That same summer, Del Zotto signed a one-year deal with the Flyers for $1.3 million. His current deal pays him $3.875 million. He’d have to take a pay cut to stay here given the long line of prospects ready to step in at a first-year NHL salary and that fact he has struggled defensively this season.

Del Zotto averages 19:23 ice time. He has 10 points in 32 games and is second among Flyers defensemen with 113 hits. He’s missed a total of 22 games this season with two different injuries, one to his left knee, the other to his left leg.

If you had a chart ranking of Flyers likely to be dealt at next Wednesday’s deadline, Del Zotto would be No. 1, with Mark Streit and one of the Flyers’ two goalies right behind him.

If possible, general manager Ron Hextall would like to add draft picks at the deadline.

“It’s a business and these things are out of your control,” Del Zotto said.

When he was traded to Nashville a few years ago, Del Zotto said he saw it coming.

“Anytime it does happen, and for the first time, it hits you hard,” he said. “Being in New York, I had my brother and wife living with me, it made it extra tough.
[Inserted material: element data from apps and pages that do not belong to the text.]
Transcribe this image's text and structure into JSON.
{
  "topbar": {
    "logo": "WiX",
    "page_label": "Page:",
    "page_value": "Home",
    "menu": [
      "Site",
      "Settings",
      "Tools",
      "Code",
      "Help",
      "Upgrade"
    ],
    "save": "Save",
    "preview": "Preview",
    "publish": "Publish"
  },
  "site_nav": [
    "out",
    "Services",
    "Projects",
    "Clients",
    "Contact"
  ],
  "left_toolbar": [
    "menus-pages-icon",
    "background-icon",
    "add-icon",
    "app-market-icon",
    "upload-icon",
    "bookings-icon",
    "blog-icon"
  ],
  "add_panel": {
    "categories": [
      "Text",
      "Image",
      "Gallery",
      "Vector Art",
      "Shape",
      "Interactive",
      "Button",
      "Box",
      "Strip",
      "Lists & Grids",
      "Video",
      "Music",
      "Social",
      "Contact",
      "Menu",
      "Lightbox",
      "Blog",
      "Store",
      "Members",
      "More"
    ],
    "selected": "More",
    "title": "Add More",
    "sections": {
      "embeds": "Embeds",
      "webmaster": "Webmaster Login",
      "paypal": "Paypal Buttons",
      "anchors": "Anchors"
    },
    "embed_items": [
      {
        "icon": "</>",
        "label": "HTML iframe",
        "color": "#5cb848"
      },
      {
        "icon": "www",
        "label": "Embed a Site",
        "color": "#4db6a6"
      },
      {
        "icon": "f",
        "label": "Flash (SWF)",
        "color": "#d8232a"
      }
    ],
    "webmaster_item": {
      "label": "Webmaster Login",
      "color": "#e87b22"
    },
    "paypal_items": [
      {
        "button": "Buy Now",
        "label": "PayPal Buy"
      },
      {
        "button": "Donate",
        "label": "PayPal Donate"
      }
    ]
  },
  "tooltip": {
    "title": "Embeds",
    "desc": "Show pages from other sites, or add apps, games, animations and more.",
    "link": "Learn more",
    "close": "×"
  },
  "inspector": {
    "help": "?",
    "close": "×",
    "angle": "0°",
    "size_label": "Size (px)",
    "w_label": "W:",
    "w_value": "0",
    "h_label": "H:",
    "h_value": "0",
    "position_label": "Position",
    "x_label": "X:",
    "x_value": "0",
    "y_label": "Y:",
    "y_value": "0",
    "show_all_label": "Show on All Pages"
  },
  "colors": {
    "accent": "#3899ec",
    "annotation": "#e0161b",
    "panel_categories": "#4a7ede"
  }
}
With our schedule being tough, you don’t get to see them very often, but with them living with me, it was pretty special.

“That’s what hurt the most. Leaving my family. I decided, it’s a business and you never know when it can or can’t happen ...”

The line behind him in Philadelphia includes Robert Hagg, Sam Morin, Travis Sanheim, Philippe Myers, etc.  

Del Zotto laughed and admitted he’s aware of those waiting.

“That’s the part of the game that is out of my control,” he said. “That is why you have the GM and coaching staff. To make those decisions. My job is to come into work every day, give everything you have.

“That’s one thing. I can always look myself in the mirror. I wear my heart on my sleeve. I give everything I have every day. At the end of the day, if I can look myself in the mirror, I’m happy. That’s all I can control.”

The Flyers host Washington on Wednesday before going to Pittsburgh for their Stadium Series outdoor game this weekend.

"[Those] are huge four-point games for us," he said. "We can't overlook that. We know where we are in the standings."